This processing of data before transmission means a smaller package is sent, thus insights can be delivered to users in as little as seven minutes. All this information then ends up on the platform for the end user.

The speed enables users to take real action from the insights that the satellites collect. Whether that would be forestry agencies detecting the beginning of a forest fire and sending out teams to begin controlling the spread, or analysing changes and detecting anomalies in patterns-of-life for sensitive areas that could inform security services of a disturbance.

But where Little Place Labs expands on this Earth observation of other companies is by offering monitoring of the satellites themselves. As mentioned, there are almost ten thousand satellites orbiting Earth and providing services for everyone from telecoms companies to the military. And the process of building them, and then getting them into space, isn’t exactly cheap, so ensuring they remain operational as long as possible is thus imperative. Through its Space Domain Awareness, Little Place Labs can inform satellite operators about incoming debris or space junk (particularly pertinent in today’s new satellite and space race); optimise paths for the assets in real-time and automate routing and collision avoidance, and even alert users of any environmental factors like space storms so measures can be taken. What’s more, it can detect onboard issues of the satellites too, revealing anomalies in payloads, giving diagnostic causes for operational failures to take timely action; trigger response protocols and create a self-sustaining space system all the while offering this health data on a user dashboard.
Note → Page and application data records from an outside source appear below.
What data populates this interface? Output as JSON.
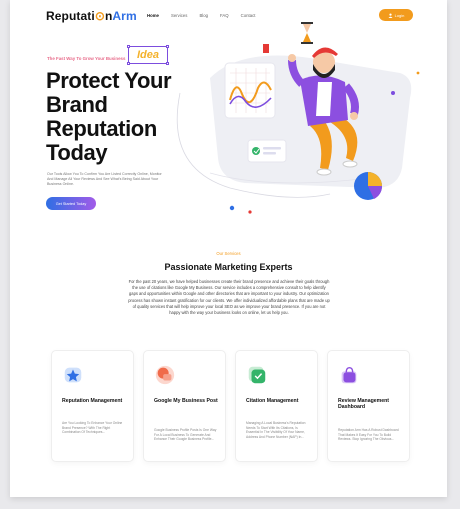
{
  "brand": {
    "name_part1": "Reputati",
    "name_o": "⊙",
    "name_part2": "n",
    "name_part3": "Arm"
  },
  "nav": {
    "items": [
      {
        "label": "Home",
        "active": true
      },
      {
        "label": "Services",
        "active": false
      },
      {
        "label": "Blog",
        "active": false
      },
      {
        "label": "FAQ",
        "active": false
      },
      {
        "label": "Contact",
        "active": false
      }
    ],
    "login_label": "Login"
  },
  "hero": {
    "eyebrow": "The Fast Way To Grow Your Business",
    "badge": "Idea",
    "headline": "Protect Your Brand Reputation Today",
    "description": "Our Tools Allow You To Confirm You Are Listed Correctly Online, Monitor And Manage All Your Reviews And See What's Being Said About Your Business Online.",
    "cta_label": "Get Started Today"
  },
  "services": {
    "eyebrow": "Our Services",
    "title": "Passionate Marketing Experts",
    "description": "For the past 20 years, we have helped businesses create their brand presence and achieve their goals through the use of citations like Google My Business. Our service includes a comprehensive consult to help identify gaps and opportunities within Google and other directories that are important to your industry. Our optimization process has shown instant gratification for our clients. We offer individualized affordable plans that are made up of quality services that will help improve your local SEO as we improve your brand presence. If you are not happy with the way your business looks on online, let us help you.",
    "cards": [
      {
        "title": "Reputation Management",
        "description": "Are You Looking To Enhance Your Online Brand Presence? With The Right Combination Of Techniques...",
        "color": "#2f6fe4"
      },
      {
        "title": "Google My Business Post",
        "description": "Google Business Profile Posts Is One Way For A Local Business To Generate And Enhance Their Google Business Profile...",
        "color": "#f06a4a"
      },
      {
        "title": "Citation Management",
        "description": "Managing A Local Business's Reputation Needs To Start With Its Citations, Is Essential In The Visibility Of Your Name, Address And Phone Number (NAP) In...",
        "color": "#34b46a"
      },
      {
        "title": "Review Management Dashboard",
        "description": "Reputation Arm Has A Robust Dashboard That Makes It Easy For You To Build Reviews. Stop Ignoring The Obvious...",
        "color": "#8c4fe0"
      }
    ]
  }
}
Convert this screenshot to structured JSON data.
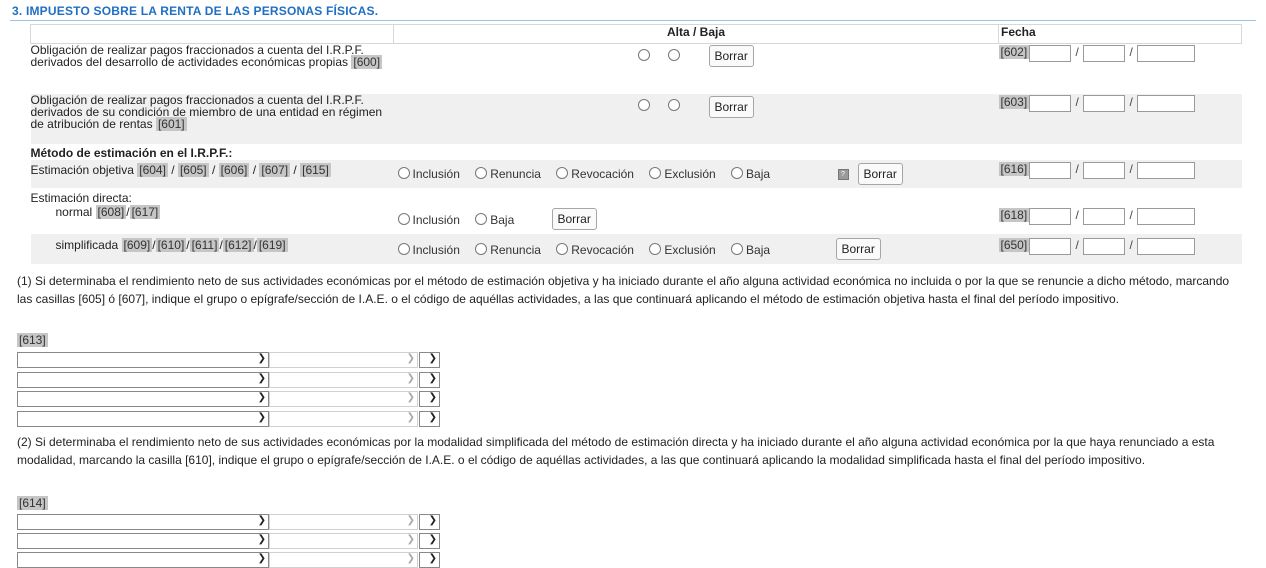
{
  "section": {
    "title": "3. IMPUESTO SOBRE LA RENTA DE LAS PERSONAS FÍSICAS."
  },
  "headers": {
    "alta_baja": "Alta / Baja",
    "fecha": "Fecha"
  },
  "rows": [
    {
      "label": "Obligación de realizar pagos fraccionados a cuenta del I.R.P.F. derivados del desarrollo de actividades económicas propias",
      "code": "[600]",
      "date_code": "[602]",
      "button": "Borrar"
    },
    {
      "label": "Obligación de realizar pagos fraccionados a cuenta del I.R.P.F. derivados de su condición de miembro de una entidad en régimen de atribución de rentas",
      "code": "[601]",
      "date_code": "[603]",
      "button": "Borrar"
    }
  ],
  "metodo": {
    "title": "Método de estimación en el I.R.P.F.:"
  },
  "objetiva": {
    "label": "Estimación objetiva",
    "codes": [
      "[604]",
      "[605]",
      "[606]",
      "[607]",
      "[615]"
    ],
    "options": [
      "Inclusión",
      "Renuncia",
      "Revocación",
      "Exclusión",
      "Baja"
    ],
    "button": "Borrar",
    "date_code": "[616]"
  },
  "directa": {
    "label": "Estimación directa:"
  },
  "normal": {
    "label": "normal",
    "codes": [
      "[608]",
      "[617]"
    ],
    "options": [
      "Inclusión",
      "Baja"
    ],
    "button": "Borrar",
    "date_code": "[618]"
  },
  "simplificada": {
    "label": "simplificada",
    "codes": [
      "[609]",
      "[610]",
      "[611]",
      "[612]",
      "[619]"
    ],
    "options": [
      "Inclusión",
      "Renuncia",
      "Revocación",
      "Exclusión",
      "Baja"
    ],
    "button": "Borrar",
    "date_code": "[650]"
  },
  "date_sep": "/",
  "note1": {
    "text": "(1) Si determinaba el rendimiento neto de sus actividades económicas por el método de estimación objetiva y ha iniciado durante el año alguna actividad económica no incluida o por la que se renuncie a dicho método, marcando las casillas [605] ó [607], indique el grupo o epígrafe/sección de I.A.E. o el código de aquéllas actividades, a las que continuará aplicando el método de estimación objetiva hasta el final del período impositivo.",
    "code": "[613]"
  },
  "note2": {
    "text": "(2) Si determinaba el rendimiento neto de sus actividades económicas por la modalidad simplificada del método de estimación directa y ha iniciado durante el año alguna actividad económica por la que haya renunciado a esta modalidad, marcando la casilla [610], indique el grupo o epígrafe/sección de I.A.E. o el código de aquéllas actividades, a las que continuará aplicando la modalidad simplificada hasta el final del período impositivo.",
    "code": "[614]"
  },
  "colors": {
    "title": "#1f6fc5",
    "code_bg": "#c6c6c6",
    "shade": "#f0f0f0"
  }
}
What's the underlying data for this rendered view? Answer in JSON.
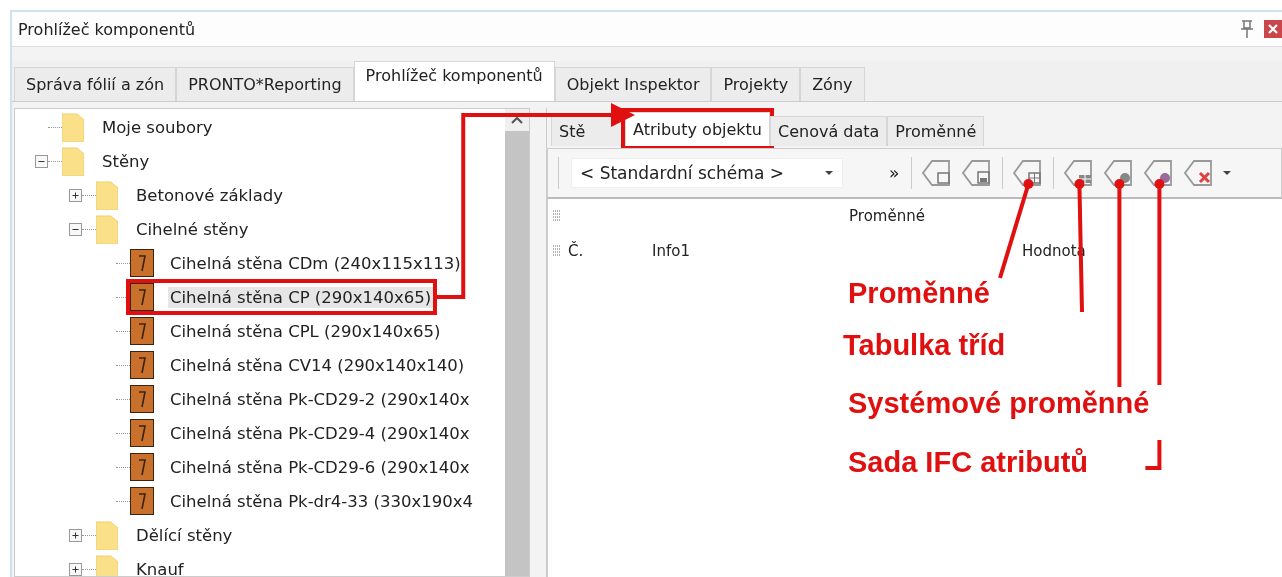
{
  "window": {
    "title": "Prohlížeč komponentů"
  },
  "tabs": [
    {
      "label": "Správa fólií a zón",
      "selected": false
    },
    {
      "label": "PRONTO*Reporting",
      "selected": false
    },
    {
      "label": "Prohlížeč komponentů",
      "selected": true
    },
    {
      "label": "Objekt Inspektor",
      "selected": false
    },
    {
      "label": "Projekty",
      "selected": false
    },
    {
      "label": "Zóny",
      "selected": false
    }
  ],
  "tree": [
    {
      "kind": "folder",
      "label": "Moje soubory",
      "selected": false
    },
    {
      "kind": "folder",
      "label": "Stěny",
      "expanded": true,
      "selected": false,
      "children": [
        {
          "kind": "folder",
          "label": "Betonové základy",
          "expanded": false,
          "selected": false
        },
        {
          "kind": "folder",
          "label": "Cihelné stěny",
          "expanded": true,
          "selected": false,
          "children": [
            {
              "kind": "component",
              "label": "Cihelná stěna CDm (240x115x113)",
              "selected": false
            },
            {
              "kind": "component",
              "label": "Cihelná stěna CP (290x140x65)",
              "selected": true,
              "annotated": true
            },
            {
              "kind": "component",
              "label": "Cihelná stěna CPL (290x140x65)",
              "selected": false
            },
            {
              "kind": "component",
              "label": "Cihelná stěna CV14 (290x140x140)",
              "selected": false
            },
            {
              "kind": "component",
              "label": "Cihelná stěna Pk-CD29-2 (290x140x",
              "selected": false
            },
            {
              "kind": "component",
              "label": "Cihelná stěna Pk-CD29-4 (290x140x",
              "selected": false
            },
            {
              "kind": "component",
              "label": "Cihelná stěna Pk-CD29-6 (290x140x",
              "selected": false
            },
            {
              "kind": "component",
              "label": "Cihelná stěna Pk-dr4-33 (330x190x4",
              "selected": false
            }
          ]
        },
        {
          "kind": "folder",
          "label": "Dělící stěny",
          "expanded": false,
          "selected": false
        },
        {
          "kind": "folder",
          "label": "Knauf",
          "expanded": false,
          "selected": false
        }
      ]
    }
  ],
  "detail_tabs": [
    {
      "label": "Stě",
      "selected": false,
      "annotated": false
    },
    {
      "label": "Atributy objektu",
      "selected": true,
      "annotated": true
    },
    {
      "label": "Cenová data",
      "selected": false,
      "annotated": false
    },
    {
      "label": "Proměnné",
      "selected": false,
      "annotated": false
    }
  ],
  "toolbar": {
    "schema": "< Standardní schéma >",
    "overflow": "»"
  },
  "grid": {
    "group_header": "Proměnné",
    "columns": [
      "Č.",
      "Info1",
      "Hodnota"
    ]
  },
  "annotations": [
    "Proměnné",
    "Tabulka tříd",
    "Systémové proměnné",
    "Sada IFC atributů"
  ]
}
Little Place Labs has found a way to enter the expensive area of space as a startup: through a software approach. “Instead of building our own satellites which requires a significant amount of CAPEX and initial investment, we partner with satellite companies and focus on developing and using Edge computing AI software solutions,” says Lai. “Just like Marc Andreessen said in 2011 that ‘Software is eating the world’, we believe that the time is near that space is no longer just a hardware play, and we are entering an era of software-driven capabilities that are scalable and accessible.”

Yet, despite this software approach, space startups still come with their challenges: “The space industry, compared to other sectors, has a longer lead time to scale and build compared to other sectors,” explains Lai. “We often have to spend more time educating investors and prospective end users of the potential this service and technology can bring. Equally, the funding environment has become more challenging since 2022.”

These difficulties do not mean there have been no triumphs, however. Since its founding in 2022, the startup has won Deloitte’s Gravity Challenge; been an awardee of a US Air Force research contract related to rapid surveillance capabilities using space-based processing, and demonstrated its product in space and ran the software successfully on one of its partners’ satellites in orbit, showcasing a 98% reduction of data downlink. If that’s not a proof of concept, then I don’t know what is.


The future looks bright for Little Place Labs. Better hardware and infrastructures becoming available – chips, radiation-hardened tech, inter-satellite communication links - give its software more chances to provide even better insights, and the focus on the growing problem of space debris among space agencies like the US Space Force means its service has some real utility for big clients.

In the next six to 12 months, Lai explains the company will be focusing on commercialisation of its products in the areas of disaster detection, maritime surveillance - including illegal fishing, oil spills, and vessel tracking - and monitoring of assets for trading banks and insurance companies. From 12 to 18 months, the focus is to build out the team and solutions.

Lofty goals for the startup Little Place Labs, yet it highlights that whatever the future holds, the sky is the limit for scaling up this startup.